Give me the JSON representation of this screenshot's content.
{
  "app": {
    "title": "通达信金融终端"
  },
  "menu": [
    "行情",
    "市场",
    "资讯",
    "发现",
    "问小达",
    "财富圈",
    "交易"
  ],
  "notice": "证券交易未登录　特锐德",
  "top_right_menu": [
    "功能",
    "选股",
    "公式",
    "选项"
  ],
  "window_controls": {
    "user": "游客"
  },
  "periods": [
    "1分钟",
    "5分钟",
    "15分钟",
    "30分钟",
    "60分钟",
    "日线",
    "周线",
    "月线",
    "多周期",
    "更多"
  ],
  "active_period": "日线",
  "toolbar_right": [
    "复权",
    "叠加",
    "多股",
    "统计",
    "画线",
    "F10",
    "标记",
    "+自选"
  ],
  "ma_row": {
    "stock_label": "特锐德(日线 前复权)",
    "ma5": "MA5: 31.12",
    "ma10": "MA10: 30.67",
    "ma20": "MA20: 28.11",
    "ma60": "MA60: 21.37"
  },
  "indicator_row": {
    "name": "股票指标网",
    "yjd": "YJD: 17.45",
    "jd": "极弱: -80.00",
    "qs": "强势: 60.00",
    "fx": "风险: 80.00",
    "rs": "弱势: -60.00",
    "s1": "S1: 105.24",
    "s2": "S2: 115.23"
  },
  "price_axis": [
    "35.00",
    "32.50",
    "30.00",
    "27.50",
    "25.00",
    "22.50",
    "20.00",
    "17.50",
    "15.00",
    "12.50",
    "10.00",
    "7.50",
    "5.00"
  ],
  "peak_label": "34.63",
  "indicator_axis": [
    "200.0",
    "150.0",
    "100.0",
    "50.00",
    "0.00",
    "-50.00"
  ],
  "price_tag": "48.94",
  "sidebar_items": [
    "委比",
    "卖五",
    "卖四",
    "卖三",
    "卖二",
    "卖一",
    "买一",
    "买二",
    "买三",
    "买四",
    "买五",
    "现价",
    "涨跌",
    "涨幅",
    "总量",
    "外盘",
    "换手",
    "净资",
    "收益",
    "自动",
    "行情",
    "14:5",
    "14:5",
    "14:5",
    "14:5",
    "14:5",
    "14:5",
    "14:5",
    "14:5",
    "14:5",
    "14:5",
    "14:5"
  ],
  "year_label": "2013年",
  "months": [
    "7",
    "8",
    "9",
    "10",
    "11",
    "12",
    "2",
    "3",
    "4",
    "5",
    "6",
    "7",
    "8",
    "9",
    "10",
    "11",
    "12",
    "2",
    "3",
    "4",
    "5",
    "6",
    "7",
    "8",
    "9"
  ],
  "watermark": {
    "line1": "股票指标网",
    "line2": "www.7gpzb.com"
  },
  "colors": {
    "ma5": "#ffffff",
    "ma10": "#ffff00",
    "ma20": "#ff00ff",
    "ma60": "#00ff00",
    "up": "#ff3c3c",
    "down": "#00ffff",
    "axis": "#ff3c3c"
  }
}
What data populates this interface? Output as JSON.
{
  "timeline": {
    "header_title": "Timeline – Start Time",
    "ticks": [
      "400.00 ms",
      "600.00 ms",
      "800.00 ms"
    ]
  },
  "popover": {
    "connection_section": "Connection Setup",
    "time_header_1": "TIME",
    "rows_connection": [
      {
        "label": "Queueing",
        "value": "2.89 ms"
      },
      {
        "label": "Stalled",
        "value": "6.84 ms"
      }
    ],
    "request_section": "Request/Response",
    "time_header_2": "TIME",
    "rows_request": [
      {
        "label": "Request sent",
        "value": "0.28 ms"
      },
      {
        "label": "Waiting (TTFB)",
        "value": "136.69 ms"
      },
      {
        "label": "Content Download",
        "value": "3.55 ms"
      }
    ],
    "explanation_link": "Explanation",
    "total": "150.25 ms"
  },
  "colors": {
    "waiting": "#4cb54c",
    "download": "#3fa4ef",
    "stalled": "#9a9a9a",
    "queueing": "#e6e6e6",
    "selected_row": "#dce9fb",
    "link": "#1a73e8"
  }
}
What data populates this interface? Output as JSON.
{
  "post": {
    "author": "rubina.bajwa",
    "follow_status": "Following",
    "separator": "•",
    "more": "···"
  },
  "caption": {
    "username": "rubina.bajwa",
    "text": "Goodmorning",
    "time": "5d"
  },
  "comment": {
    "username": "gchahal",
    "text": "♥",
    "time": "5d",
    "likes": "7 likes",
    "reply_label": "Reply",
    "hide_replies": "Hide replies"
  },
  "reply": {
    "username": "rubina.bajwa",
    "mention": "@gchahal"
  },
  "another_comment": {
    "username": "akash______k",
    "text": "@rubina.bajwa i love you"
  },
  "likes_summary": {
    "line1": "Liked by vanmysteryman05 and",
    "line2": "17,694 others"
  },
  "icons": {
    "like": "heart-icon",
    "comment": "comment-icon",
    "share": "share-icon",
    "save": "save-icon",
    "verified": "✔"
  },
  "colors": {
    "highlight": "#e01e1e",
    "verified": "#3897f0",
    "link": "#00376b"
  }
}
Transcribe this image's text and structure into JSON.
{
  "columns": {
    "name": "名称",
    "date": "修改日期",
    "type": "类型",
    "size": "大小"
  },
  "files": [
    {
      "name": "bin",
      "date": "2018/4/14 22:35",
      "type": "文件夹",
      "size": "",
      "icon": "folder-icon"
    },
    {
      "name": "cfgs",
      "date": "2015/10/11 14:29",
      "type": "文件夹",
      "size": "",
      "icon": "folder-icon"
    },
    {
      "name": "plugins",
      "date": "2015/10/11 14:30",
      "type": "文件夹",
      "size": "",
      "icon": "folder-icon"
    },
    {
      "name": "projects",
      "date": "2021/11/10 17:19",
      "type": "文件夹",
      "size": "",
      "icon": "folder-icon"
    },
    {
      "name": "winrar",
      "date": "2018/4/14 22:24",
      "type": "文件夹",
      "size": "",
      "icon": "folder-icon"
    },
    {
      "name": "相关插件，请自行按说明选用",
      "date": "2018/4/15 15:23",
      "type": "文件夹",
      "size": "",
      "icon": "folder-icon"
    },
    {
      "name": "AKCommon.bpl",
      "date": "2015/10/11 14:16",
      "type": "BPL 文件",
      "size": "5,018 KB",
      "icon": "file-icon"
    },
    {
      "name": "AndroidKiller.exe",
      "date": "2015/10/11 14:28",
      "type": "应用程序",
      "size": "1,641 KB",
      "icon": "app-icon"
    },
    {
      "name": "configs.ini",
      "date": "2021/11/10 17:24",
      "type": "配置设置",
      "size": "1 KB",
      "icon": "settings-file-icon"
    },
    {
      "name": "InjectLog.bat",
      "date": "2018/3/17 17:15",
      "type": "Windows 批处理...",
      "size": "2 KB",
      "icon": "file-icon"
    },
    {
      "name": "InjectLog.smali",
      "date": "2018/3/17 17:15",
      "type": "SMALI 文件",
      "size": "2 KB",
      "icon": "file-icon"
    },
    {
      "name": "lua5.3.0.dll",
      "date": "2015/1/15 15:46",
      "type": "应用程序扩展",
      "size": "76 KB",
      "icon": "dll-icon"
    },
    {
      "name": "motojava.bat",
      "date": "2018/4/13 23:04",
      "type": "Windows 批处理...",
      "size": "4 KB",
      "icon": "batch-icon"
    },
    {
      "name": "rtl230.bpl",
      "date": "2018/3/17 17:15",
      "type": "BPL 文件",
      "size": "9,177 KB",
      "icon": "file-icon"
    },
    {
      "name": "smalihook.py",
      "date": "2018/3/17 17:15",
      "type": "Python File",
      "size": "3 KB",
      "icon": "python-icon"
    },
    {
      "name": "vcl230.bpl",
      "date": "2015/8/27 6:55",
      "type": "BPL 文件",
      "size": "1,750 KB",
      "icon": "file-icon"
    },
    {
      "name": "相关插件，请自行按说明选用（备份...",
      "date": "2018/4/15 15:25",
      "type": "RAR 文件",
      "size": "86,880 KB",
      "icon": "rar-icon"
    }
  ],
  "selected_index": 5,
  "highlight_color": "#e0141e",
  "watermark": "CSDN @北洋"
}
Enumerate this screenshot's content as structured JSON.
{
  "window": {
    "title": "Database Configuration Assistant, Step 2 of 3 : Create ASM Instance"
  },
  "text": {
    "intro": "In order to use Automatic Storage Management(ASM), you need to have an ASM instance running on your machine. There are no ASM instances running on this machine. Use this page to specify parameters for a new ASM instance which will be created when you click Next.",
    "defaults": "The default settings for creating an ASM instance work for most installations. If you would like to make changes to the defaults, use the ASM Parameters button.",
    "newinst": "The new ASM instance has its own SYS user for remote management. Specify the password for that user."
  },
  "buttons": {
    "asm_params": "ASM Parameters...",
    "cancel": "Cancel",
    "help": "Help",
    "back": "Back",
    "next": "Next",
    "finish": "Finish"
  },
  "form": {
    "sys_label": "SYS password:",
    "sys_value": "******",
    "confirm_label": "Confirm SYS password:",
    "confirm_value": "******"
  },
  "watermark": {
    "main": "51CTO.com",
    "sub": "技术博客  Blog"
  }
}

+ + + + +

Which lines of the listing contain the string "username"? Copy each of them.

→ **SOLUTION TO THIS TASK**
    "username": "rubina.bajwa",
    "username": "gchahal",
    "username": "rubina.bajwa",
    "username": "akash______k",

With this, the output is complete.